DATA FOR THIS TASK
▬▬▬▬▬▬▬▬▬▬

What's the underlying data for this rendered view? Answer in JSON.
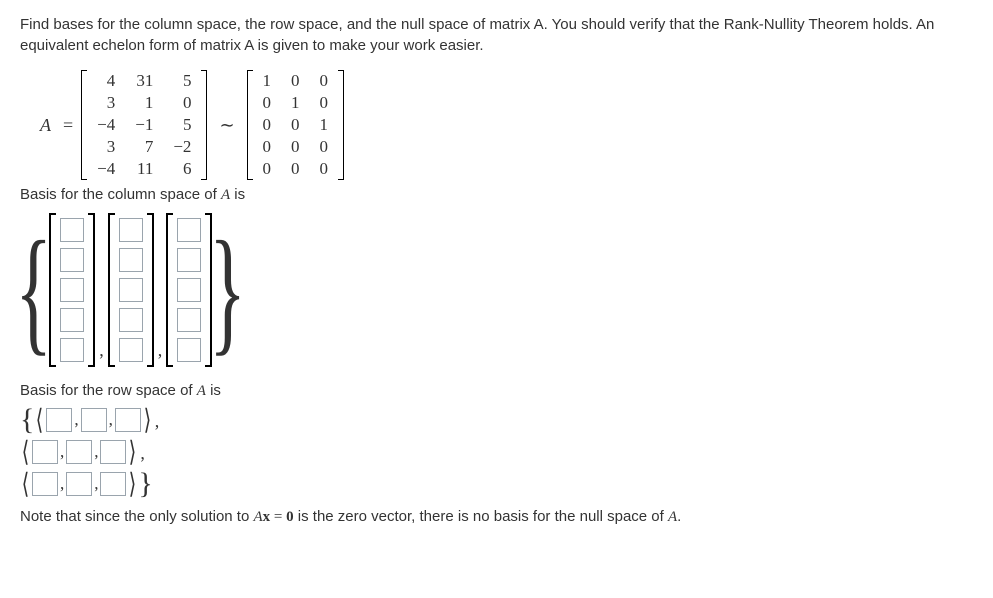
{
  "instructions": "Find bases for the column space, the row space, and the null space of matrix A. You should verify that the Rank-Nullity Theorem holds. An equivalent echelon form of matrix A is given to make your work easier.",
  "matrix_lhs": "A",
  "equals": "=",
  "tilde": "∼",
  "matrixA": [
    [
      "4",
      "31",
      "5"
    ],
    [
      "3",
      "1",
      "0"
    ],
    [
      "−4",
      "−1",
      "5"
    ],
    [
      "3",
      "7",
      "−2"
    ],
    [
      "−4",
      "11",
      "6"
    ]
  ],
  "matrixE": [
    [
      "1",
      "0",
      "0"
    ],
    [
      "0",
      "1",
      "0"
    ],
    [
      "0",
      "0",
      "1"
    ],
    [
      "0",
      "0",
      "0"
    ],
    [
      "0",
      "0",
      "0"
    ]
  ],
  "col_label_pre": "Basis for the column space of ",
  "col_label_var": "A",
  "col_label_post": " is",
  "row_label_pre": "Basis for the row space of ",
  "row_label_var": "A",
  "row_label_post": " is",
  "note_p1": "Note that since the only solution to ",
  "note_eq_A": "A",
  "note_eq_x": "x",
  "note_eq_eq": " = ",
  "note_eq_0": "0",
  "note_p2": " is the zero vector, there is no basis for the null space of ",
  "note_var": "A",
  "note_p3": ".",
  "colspace": {
    "vectors": 3,
    "dim": 5
  },
  "rowspace": {
    "vectors": 3,
    "dim": 3
  }
}
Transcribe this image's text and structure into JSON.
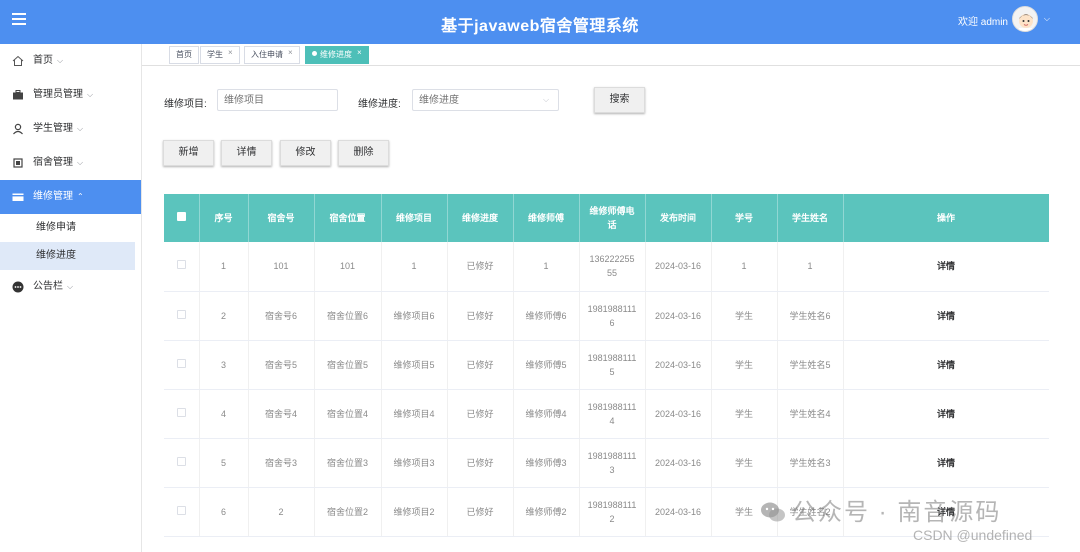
{
  "header": {
    "title": "基于javaweb宿舍管理系统",
    "welcome": "欢迎 admin"
  },
  "sidebar": {
    "items": [
      {
        "label": "首页",
        "icon": "home-icon"
      },
      {
        "label": "管理员管理",
        "icon": "briefcase-icon"
      },
      {
        "label": "学生管理",
        "icon": "user-icon"
      },
      {
        "label": "宿舍管理",
        "icon": "chip-icon"
      },
      {
        "label": "维修管理",
        "icon": "card-icon"
      },
      {
        "label": "公告栏",
        "icon": "more-icon"
      }
    ],
    "subitems": [
      "维修申请",
      "维修进度"
    ]
  },
  "tabs": [
    {
      "label": "首页"
    },
    {
      "label": "学生"
    },
    {
      "label": "入住申请"
    },
    {
      "label": "维修进度"
    }
  ],
  "search": {
    "item_label": "维修项目:",
    "item_placeholder": "维修项目",
    "progress_label": "维修进度:",
    "progress_placeholder": "维修进度",
    "search_button": "搜索"
  },
  "actions": {
    "add": "新增",
    "detail": "详情",
    "edit": "修改",
    "delete": "删除"
  },
  "table": {
    "headers": [
      "序号",
      "宿舍号",
      "宿舍位置",
      "维修项目",
      "维修进度",
      "维修师傅",
      "维修师傅电话",
      "发布时间",
      "学号",
      "学生姓名",
      "操作"
    ],
    "op_label": "详情",
    "rows": [
      [
        "1",
        "101",
        "101",
        "1",
        "已修好",
        "1",
        "13622225555",
        "2024-03-16",
        "1",
        "1"
      ],
      [
        "2",
        "宿舍号6",
        "宿舍位置6",
        "维修项目6",
        "已修好",
        "维修师傅6",
        "19819881116",
        "2024-03-16",
        "学生",
        "学生姓名6"
      ],
      [
        "3",
        "宿舍号5",
        "宿舍位置5",
        "维修项目5",
        "已修好",
        "维修师傅5",
        "19819881115",
        "2024-03-16",
        "学生",
        "学生姓名5"
      ],
      [
        "4",
        "宿舍号4",
        "宿舍位置4",
        "维修项目4",
        "已修好",
        "维修师傅4",
        "19819881114",
        "2024-03-16",
        "学生",
        "学生姓名4"
      ],
      [
        "5",
        "宿舍号3",
        "宿舍位置3",
        "维修项目3",
        "已修好",
        "维修师傅3",
        "19819881113",
        "2024-03-16",
        "学生",
        "学生姓名3"
      ],
      [
        "6",
        "2",
        "宿舍位置2",
        "维修项目2",
        "已修好",
        "维修师傅2",
        "19819881112",
        "2024-03-16",
        "学生",
        "学生姓名2"
      ]
    ]
  },
  "watermark": {
    "wechat": "公众号 · 南音源码",
    "csdn": "CSDN @undefined"
  },
  "colors": {
    "header": "#4d8ff0",
    "table_header": "#5bc4bd",
    "active_tab": "#4dbfb8"
  }
}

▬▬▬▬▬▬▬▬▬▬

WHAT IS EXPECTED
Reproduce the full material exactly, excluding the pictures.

RESPONSE
What's the underlying data for this rendered view? Answer in JSON.
{
  "instructions": "Find bases for the column space, the row space, and the null space of matrix A. You should verify that the Rank-Nullity Theorem holds. An equivalent echelon form of matrix A is given to make your work easier.",
  "matrix_lhs": "A",
  "equals": "=",
  "tilde": "∼",
  "matrixA": [
    [
      "4",
      "31",
      "5"
    ],
    [
      "3",
      "1",
      "0"
    ],
    [
      "−4",
      "−1",
      "5"
    ],
    [
      "3",
      "7",
      "−2"
    ],
    [
      "−4",
      "11",
      "6"
    ]
  ],
  "matrixE": [
    [
      "1",
      "0",
      "0"
    ],
    [
      "0",
      "1",
      "0"
    ],
    [
      "0",
      "0",
      "1"
    ],
    [
      "0",
      "0",
      "0"
    ],
    [
      "0",
      "0",
      "0"
    ]
  ],
  "col_label_pre": "Basis for the column space of ",
  "col_label_var": "A",
  "col_label_post": " is",
  "row_label_pre": "Basis for the row space of ",
  "row_label_var": "A",
  "row_label_post": " is",
  "note_p1": "Note that since the only solution to ",
  "note_eq_A": "A",
  "note_eq_x": "x",
  "note_eq_eq": " = ",
  "note_eq_0": "0",
  "note_p2": " is the zero vector, there is no basis for the null space of ",
  "note_var": "A",
  "note_p3": ".",
  "colspace": {
    "vectors": 3,
    "dim": 5
  },
  "rowspace": {
    "vectors": 3,
    "dim": 3
  }
}
Transcribe this image's text and structure into JSON.
{
  "header": {
    "title": "基于javaweb宿舍管理系统",
    "welcome": "欢迎 admin"
  },
  "sidebar": {
    "items": [
      {
        "label": "首页",
        "icon": "home-icon"
      },
      {
        "label": "管理员管理",
        "icon": "briefcase-icon"
      },
      {
        "label": "学生管理",
        "icon": "user-icon"
      },
      {
        "label": "宿舍管理",
        "icon": "chip-icon"
      },
      {
        "label": "维修管理",
        "icon": "card-icon"
      },
      {
        "label": "公告栏",
        "icon": "more-icon"
      }
    ],
    "subitems": [
      "维修申请",
      "维修进度"
    ]
  },
  "tabs": [
    {
      "label": "首页"
    },
    {
      "label": "学生"
    },
    {
      "label": "入住申请"
    },
    {
      "label": "维修进度"
    }
  ],
  "search": {
    "item_label": "维修项目:",
    "item_placeholder": "维修项目",
    "progress_label": "维修进度:",
    "progress_placeholder": "维修进度",
    "search_button": "搜索"
  },
  "actions": {
    "add": "新增",
    "detail": "详情",
    "edit": "修改",
    "delete": "删除"
  },
  "table": {
    "headers": [
      "序号",
      "宿舍号",
      "宿舍位置",
      "维修项目",
      "维修进度",
      "维修师傅",
      "维修师傅电话",
      "发布时间",
      "学号",
      "学生姓名",
      "操作"
    ],
    "op_label": "详情",
    "rows": [
      [
        "1",
        "101",
        "101",
        "1",
        "已修好",
        "1",
        "13622225555",
        "2024-03-16",
        "1",
        "1"
      ],
      [
        "2",
        "宿舍号6",
        "宿舍位置6",
        "维修项目6",
        "已修好",
        "维修师傅6",
        "19819881116",
        "2024-03-16",
        "学生",
        "学生姓名6"
      ],
      [
        "3",
        "宿舍号5",
        "宿舍位置5",
        "维修项目5",
        "已修好",
        "维修师傅5",
        "19819881115",
        "2024-03-16",
        "学生",
        "学生姓名5"
      ],
      [
        "4",
        "宿舍号4",
        "宿舍位置4",
        "维修项目4",
        "已修好",
        "维修师傅4",
        "19819881114",
        "2024-03-16",
        "学生",
        "学生姓名4"
      ],
      [
        "5",
        "宿舍号3",
        "宿舍位置3",
        "维修项目3",
        "已修好",
        "维修师傅3",
        "19819881113",
        "2024-03-16",
        "学生",
        "学生姓名3"
      ],
      [
        "6",
        "2",
        "宿舍位置2",
        "维修项目2",
        "已修好",
        "维修师傅2",
        "19819881112",
        "2024-03-16",
        "学生",
        "学生姓名2"
      ]
    ]
  },
  "watermark": {
    "wechat": "公众号 · 南音源码",
    "csdn": "CSDN @undefined"
  },
  "colors": {
    "header": "#4d8ff0",
    "table_header": "#5bc4bd",
    "active_tab": "#4dbfb8"
  }
}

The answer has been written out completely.